De Blasio And Schumer Say It’s Fixed
Seventeen months after Sandy tore through Rockaway, homeowners may finally be getting some relief as the broken Build it Back program is getting rebuilt. Mayor Bill de Blasio and Senator Chuck Schumer announced at a press conference at Rockaway Park’s Seaside Library that $100 million will be reallocated to fund rebuilding all Sandydestroyed homes. Furthermore, Build it Back is getting a staff boost and the red tape will finally be cut, so that Sandy victims can finally start getting their lives back to normal.
On March 29, the mayor announced that $100 million of HUD-CDBG funds will be reallocated to ensure that all homes destroyed or severely damaged by Hurricane Sandy will be rebuilt, no matter what a homeowner’s income or current program prioritization may be.
Under Build it Back, applicants are currently on priority lists based largely on their income, meaning someone with a high income may still be a low Priority 3 even if their home is unlivable. In his announcement, de Blasio said there will be less emphasis on income and more emphasis on getting people back in their homes.
“Nothing is more central than getting people back into their homes and that’s why we’ve moved $100 million to that effort right now, to get people back where they belong,” de Blasio said at the conference.
Both de Blasio and Schumer said the Bloomberg administration was to blame for the flawed early Sandy recovery attempt and they’re hoping to improve upon the aspects that didn’t work. “I’m thoroughly dissatisfied with what happened in the last months before we came into office, but I want to note a lot of good people worked very hard. We know some of the plans we inherited didn’t work. We also know that some of the plans were good,” de Blasio said. “We’re ready to right the ship and move forward.”

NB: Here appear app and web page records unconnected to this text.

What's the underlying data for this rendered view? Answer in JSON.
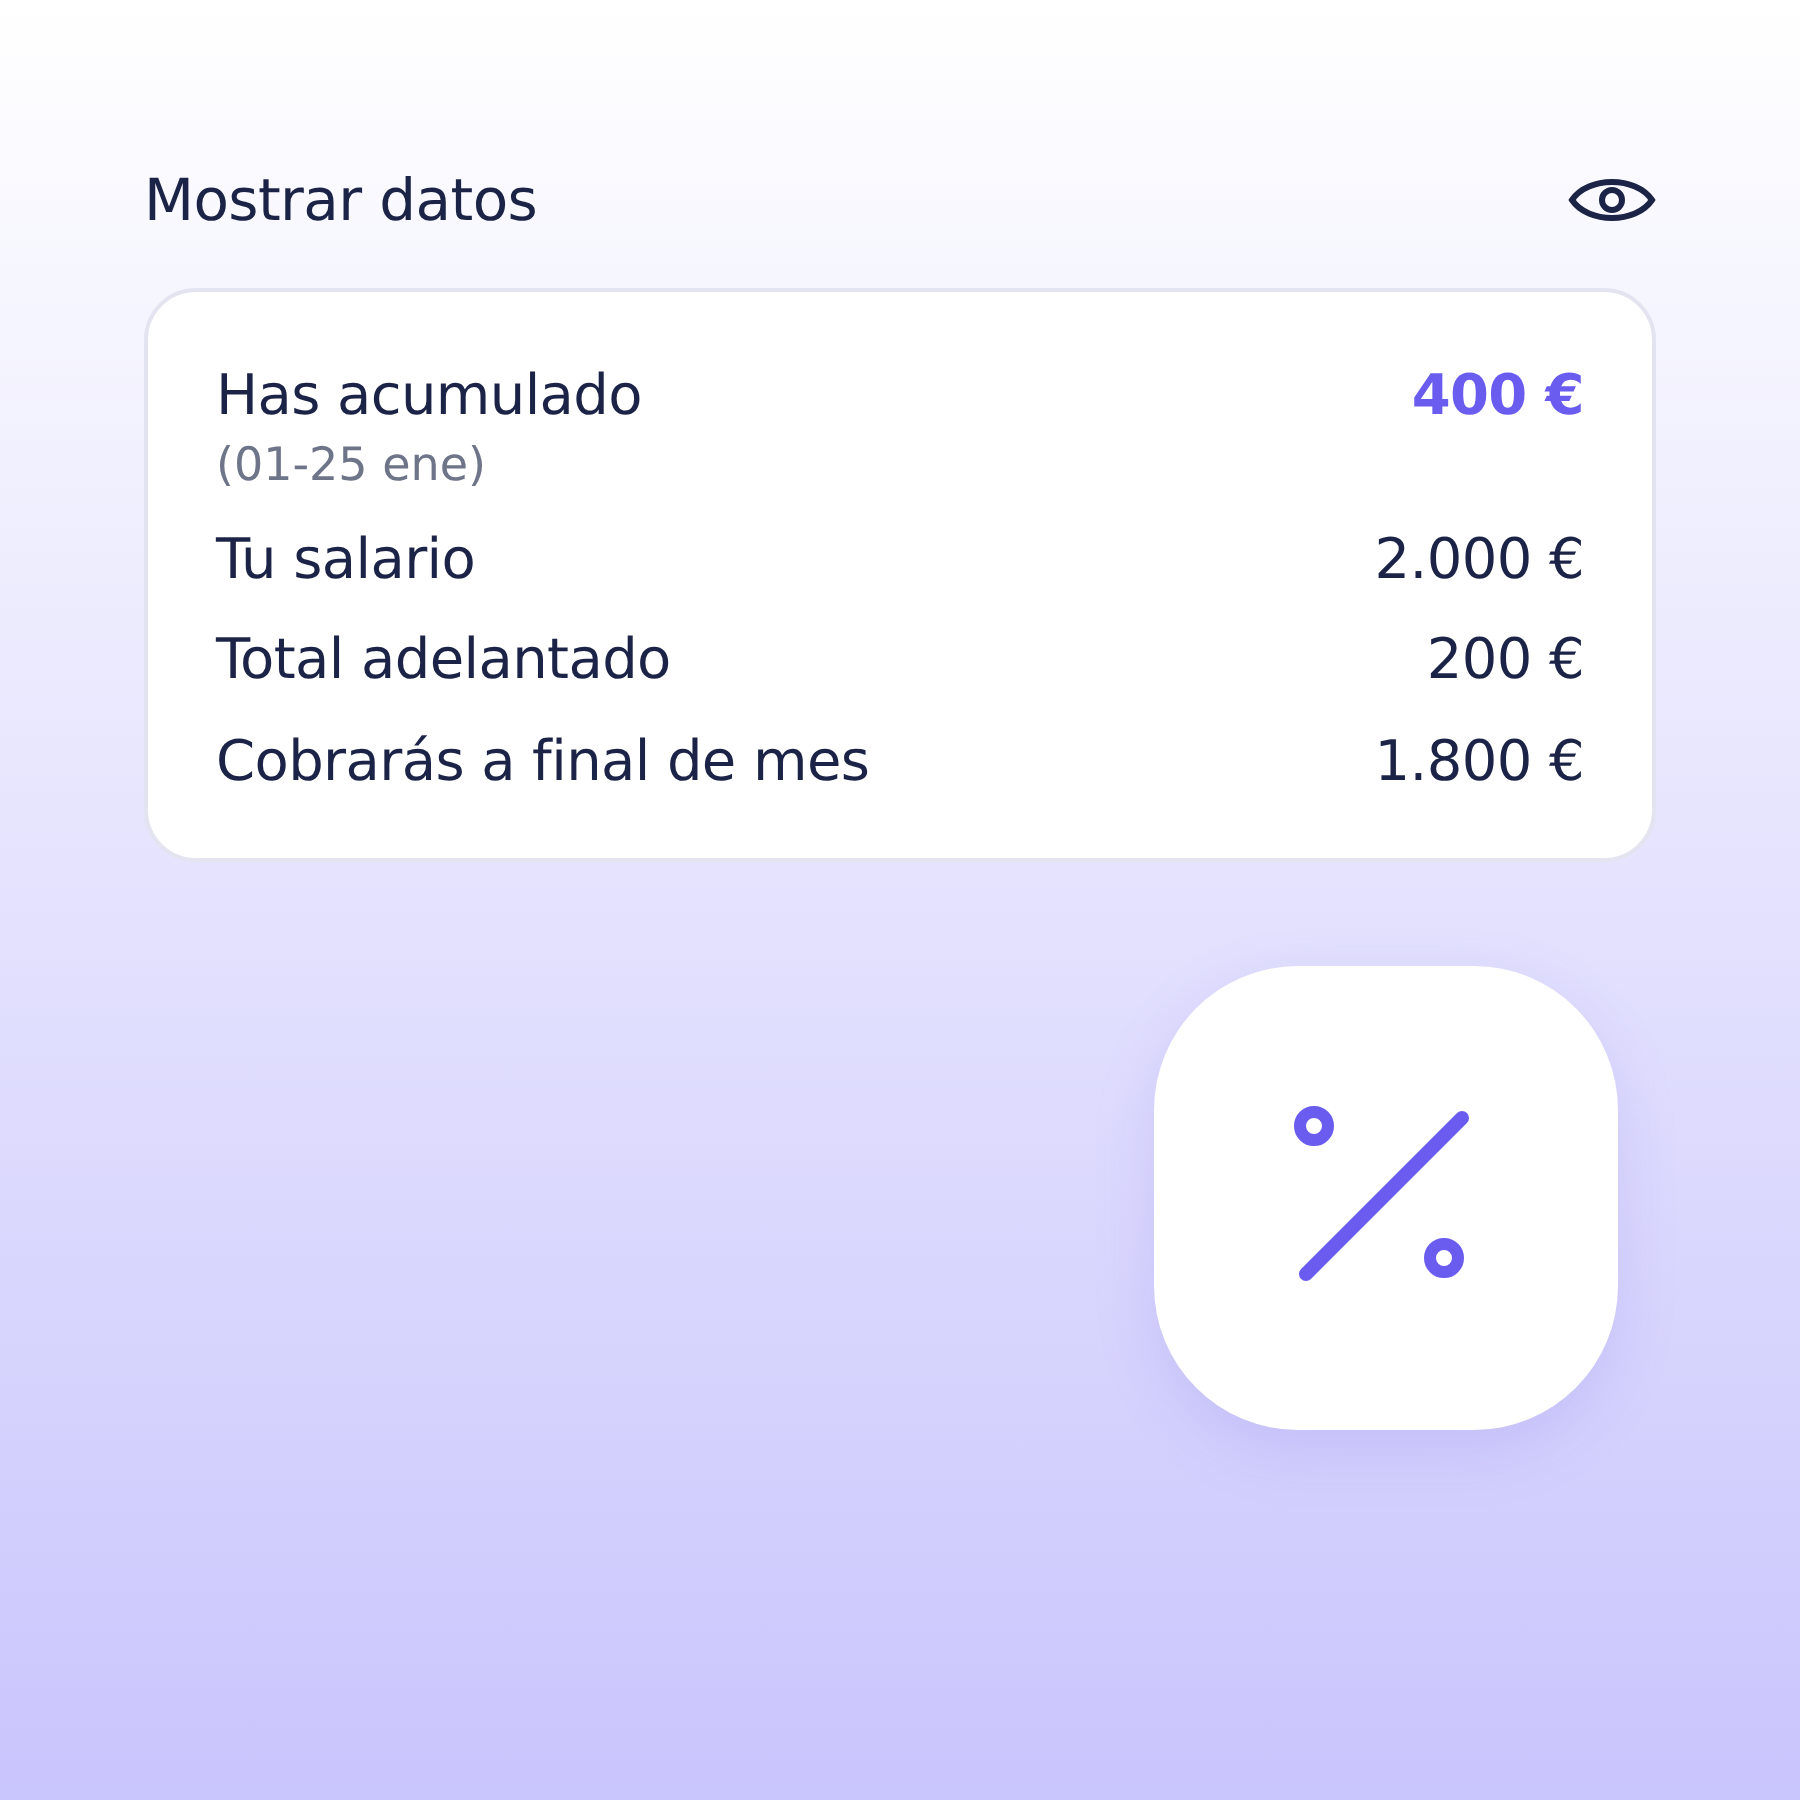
{
  "header": {
    "title": "Mostrar datos"
  },
  "summary": [
    {
      "kind": "highlight",
      "label": "Has acumulado",
      "subtitle": "(01-25 ene)",
      "amount": "400 €"
    },
    {
      "kind": "plain",
      "label": "Tu salario",
      "amount": "2.000 €"
    },
    {
      "kind": "plain",
      "label": "Total adelantado",
      "amount": "200 €"
    },
    {
      "kind": "plain",
      "label": "Cobrarás a final de mes",
      "amount": "1.800 €"
    }
  ]
}
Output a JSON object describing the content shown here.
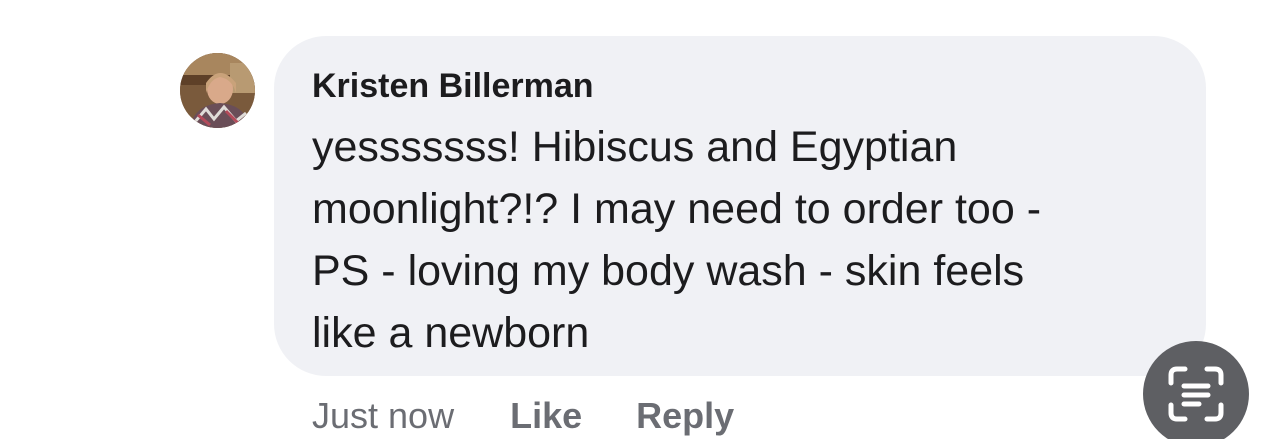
{
  "comment": {
    "author": "Kristen Billerman",
    "text_lines": [
      "yesssssss! Hibiscus and Egyptian",
      "moonlight?!? I may need to order too -",
      "PS - loving my body wash - skin feels",
      "like a newborn"
    ],
    "avatar_icon": "profile-photo",
    "bubble_color": "#f0f1f5"
  },
  "actions": {
    "timestamp": "Just now",
    "like_label": "Like",
    "reply_label": "Reply"
  },
  "overlay": {
    "live_text_icon": "live-text-scan-icon",
    "button_color": "#5e5f63"
  }
}
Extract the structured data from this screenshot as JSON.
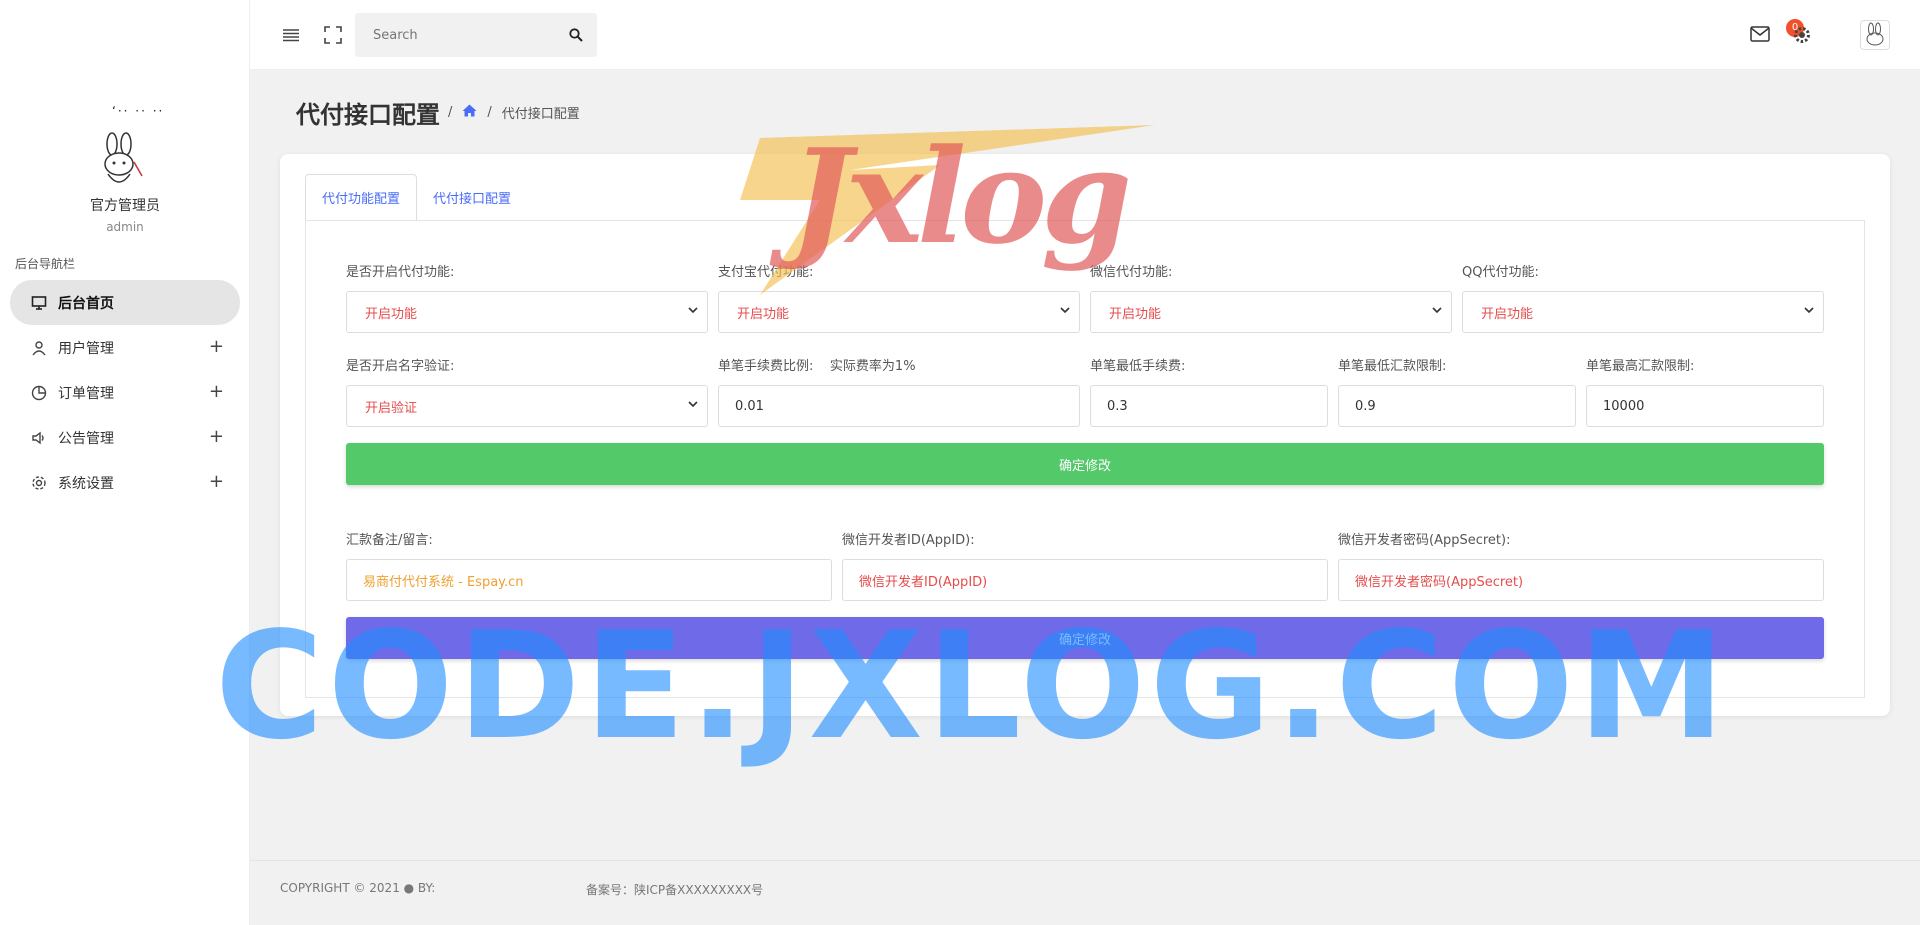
{
  "sidebar": {
    "logo_text": "ʻ·· ·· ··",
    "admin_name": "官方管理员",
    "admin_sub": "admin",
    "nav_title": "后台导航栏",
    "items": [
      {
        "label": "后台首页",
        "icon": "monitor-icon",
        "active": true
      },
      {
        "label": "用户管理",
        "icon": "user-icon"
      },
      {
        "label": "订单管理",
        "icon": "pie-chart-icon"
      },
      {
        "label": "公告管理",
        "icon": "speaker-icon"
      },
      {
        "label": "系统设置",
        "icon": "gear-icon"
      }
    ],
    "plus": "+"
  },
  "header": {
    "search_placeholder": "Search",
    "mail_badge": "0"
  },
  "page": {
    "title": "代付接口配置",
    "crumb_sep": "/",
    "crumb_current": "代付接口配置"
  },
  "tabs": [
    {
      "label": "代付功能配置",
      "active": true
    },
    {
      "label": "代付接口配置"
    }
  ],
  "form1": {
    "row1": [
      {
        "label": "是否开启代付功能:",
        "value": "开启功能"
      },
      {
        "label": "支付宝代付功能:",
        "value": "开启功能"
      },
      {
        "label": "微信代付功能:",
        "value": "开启功能"
      },
      {
        "label": "QQ代付功能:",
        "value": "开启功能"
      }
    ],
    "row2_select": {
      "label": "是否开启名字验证:",
      "value": "开启验证"
    },
    "fee_ratio": {
      "label": "单笔手续费比例:",
      "hint": "实际费率为1%",
      "value": "0.01"
    },
    "min_fee": {
      "label": "单笔最低手续费:",
      "value": "0.3"
    },
    "min_amount": {
      "label": "单笔最低汇款限制:",
      "value": "0.9"
    },
    "max_amount": {
      "label": "单笔最高汇款限制:",
      "value": "10000"
    },
    "submit": "确定修改"
  },
  "form2": {
    "remark": {
      "label": "汇款备注/留言:",
      "placeholder": "易商付代付系统 - Espay.cn"
    },
    "appid": {
      "label": "微信开发者ID(AppID):",
      "placeholder": "微信开发者ID(AppID)"
    },
    "secret": {
      "label": "微信开发者密码(AppSecret):",
      "placeholder": "微信开发者密码(AppSecret)"
    },
    "submit": "确定修改"
  },
  "footer": {
    "copyright": "COPYRIGHT © 2021  ● BY:",
    "icp": "备案号：陕ICP备XXXXXXXXX号"
  },
  "watermarks": {
    "script": "Jxlog",
    "domain": "CODE.JXLOG.COM"
  },
  "colors": {
    "accent": "#4a6cf7",
    "green_button": "#53c96a",
    "blue_button": "#6f6be8",
    "select_text": "#e64c4c",
    "badge": "#f0502b"
  }
}
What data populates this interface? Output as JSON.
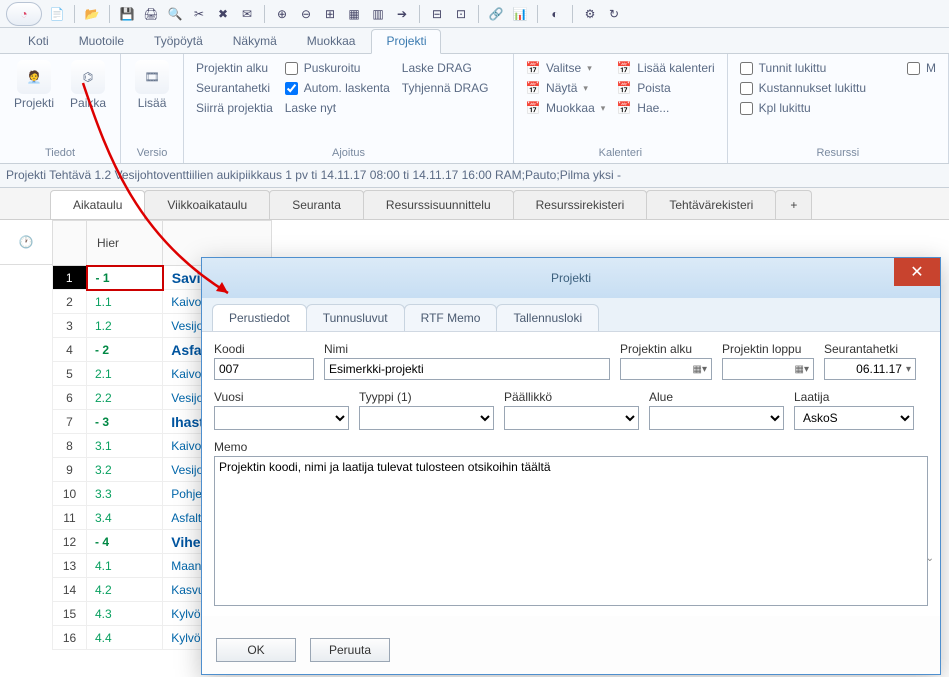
{
  "menu": {
    "tabs": [
      "Koti",
      "Muotoile",
      "Työpöytä",
      "Näkymä",
      "Muokkaa",
      "Projekti"
    ],
    "active": 5
  },
  "ribbon": {
    "tiedot": {
      "label": "Tiedot",
      "btn1": "Projekti",
      "btn2": "Paikka"
    },
    "versio": {
      "label": "Versio",
      "btn": "Lisää"
    },
    "ajoitus": {
      "label": "Ajoitus",
      "c1": [
        "Projektin alku",
        "Seurantahetki",
        "Siirrä projektia"
      ],
      "c2": [
        {
          "l": "Puskuroitu",
          "c": false
        },
        {
          "l": "Autom. laskenta",
          "c": true
        }
      ],
      "c2b": "Laske nyt",
      "c3": [
        "Laske DRAG",
        "Tyhjennä DRAG"
      ]
    },
    "kalenteri": {
      "label": "Kalenteri",
      "c1": [
        "Valitse",
        "Näytä",
        "Muokkaa"
      ],
      "c2": [
        "Lisää kalenteri",
        "Poista",
        "Hae..."
      ]
    },
    "resurssi": {
      "label": "Resurssi",
      "items": [
        {
          "l": "Tunnit lukittu",
          "c": false
        },
        {
          "l": "Kustannukset lukittu",
          "c": false
        },
        {
          "l": "Kpl lukittu",
          "c": false
        }
      ],
      "right": "M"
    }
  },
  "status": "Projekti   Tehtävä 1.2    Vesijohtoventtiilien aukipiikkaus  1 pv  ti 14.11.17 08:00  ti 14.11.17 16:00    RAM;Pauto;Pilma yksi -",
  "sectabs": [
    "Aikataulu",
    "Viikkoaikataulu",
    "Seuranta",
    "Resurssisuunnittelu",
    "Resurssirekisteri",
    "Tehtävärekisteri"
  ],
  "grid": {
    "header": "Hier",
    "rows": [
      {
        "n": 1,
        "h": "- 1",
        "name": "Savisi",
        "hdr": true,
        "box": true
      },
      {
        "n": 2,
        "h": "1.1",
        "name": "Kaivoj"
      },
      {
        "n": 3,
        "h": "1.2",
        "name": "Vesijo"
      },
      {
        "n": 4,
        "h": "- 2",
        "name": "Asfalt",
        "hdr": true
      },
      {
        "n": 5,
        "h": "2.1",
        "name": "Kaivoj"
      },
      {
        "n": 6,
        "h": "2.2",
        "name": "Vesijo"
      },
      {
        "n": 7,
        "h": "- 3",
        "name": "Ihastjä",
        "hdr": true
      },
      {
        "n": 8,
        "h": "3.1",
        "name": "Kaivoj"
      },
      {
        "n": 9,
        "h": "3.2",
        "name": "Vesijo"
      },
      {
        "n": 10,
        "h": "3.3",
        "name": "Pohje"
      },
      {
        "n": 11,
        "h": "3.4",
        "name": "Asfaltt"
      },
      {
        "n": 12,
        "h": "- 4",
        "name": "Vihert",
        "hdr": true
      },
      {
        "n": 13,
        "h": "4.1",
        "name": "Maanl"
      },
      {
        "n": 14,
        "h": "4.2",
        "name": "Kasvu"
      },
      {
        "n": 15,
        "h": "4.3",
        "name": "Kylvö"
      },
      {
        "n": 16,
        "h": "4.4",
        "name": "Kylvö"
      }
    ]
  },
  "dialog": {
    "title": "Projekti",
    "tabs": [
      "Perustiedot",
      "Tunnusluvut",
      "RTF Memo",
      "Tallennusloki"
    ],
    "labels": {
      "koodi": "Koodi",
      "nimi": "Nimi",
      "alku": "Projektin alku",
      "loppu": "Projektin loppu",
      "seur": "Seurantahetki",
      "vuosi": "Vuosi",
      "tyyppi": "Tyyppi (1)",
      "paallikko": "Päällikkö",
      "alue": "Alue",
      "laatija": "Laatija",
      "memo": "Memo"
    },
    "values": {
      "koodi": "007",
      "nimi": "Esimerkki-projekti",
      "alku": "",
      "loppu": "",
      "seur": "06.11.17",
      "vuosi": "",
      "tyyppi": "",
      "paallikko": "",
      "alue": "",
      "laatija": "AskoS",
      "memo": "Projektin koodi, nimi ja laatija tulevat tulosteen otsikoihin täältä"
    },
    "buttons": {
      "ok": "OK",
      "cancel": "Peruuta"
    }
  }
}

Schumer said, “I really liked Mayor Bloomberg but I argued with him on Sandy recovery. I thought there were problems. Homeowners didn’t get a high enough priority. When we wrote the Sandy bill, the number one priority was getting homeowners money so they could fix their properties and he didn’t give it as high as a priority,” Schumer said. “When it came to homeowners, he made two mistakes. First, the process was so overly bureaucratic that no one in New York City had gotten a single nickel. Second, they had levels of people. They said they’re just going to help the poorest people, priority 1. We want to help poor people. We also want to help a school teacher whose house is wiped out or a cop or a firefighter who isn’t rich. To say they had to wait and go back to the back of the line didn’t make any sense.”
To speed up the process of sending out money to those who need it, the Housing Recovery Office (HRO) staff is being boosted by 35 percent as skilled workers from other city agencies will be transferred into HRO. This will bring the staff total to 105 people assigned to right the ship. And de Blasio says the red tape that has been making the recovery process more difficult for homeowners will finally be cut. The permits and procedures that have been slowing repairs and rebuilds will be eliminated and the recovery office will work with the Department of Buildings on this.
For example, all outstanding DOB permits that have kept homeowners from repairs or rebuilding will be cleared. Before the end of the conference, Schumer reiterated the City’s goals. “First, we’re going to make homeownership a priority again. Second, the $100 million will allow Priority 2 and 3 homeowners to be funded at the same time as Priority 1. And third, we’re going to clear out the bureaucratic weeds so people can get money faster.
“The news today is important and significant but it is only a beginning. This is going to be a central area of focus for me and my administration,” de Blasio said at the conference. “Our work will not be over until everyone is situated again. That is our goal.”
To do all of this, de Blasio has also appointed a whole new leadership team for the Sandy recovery process. Bill Goldstein, formerly the Executive Vice President at MTA Capital Construction, will serve as Senior Advisor to the Mayor for Recovery, Resiliency, and Infrastructure. In this role, he will oversee all Sandy recovery efforts including planning and executing New York City’s infrastructure efforts and overseeing the new Office of Recovery and Resiliency (ORR). The ORR will coordinate the city’s rebuilding and resiliency efforts using federal funds.
Daniel Zarrilli, an architect of the city’s Special Initiative for Rebuilding and Resiliency (SIRR) plan, was appointed as the head of the Office of Recovery and Resiliency. He will report to Goldstein.
De Blasio named Amy Peterson as the director of the Housing Recovery Office. Peterson, an experienced not-for-profit and public sector executive, has experience with disaster recovery as she was an engineer who worked on the city’s recovery following 9/11.
“We know that the road won’t always be straight and easy,” the mayor said, “There will be bumps along the way, but that will not stop us from getting the job done.”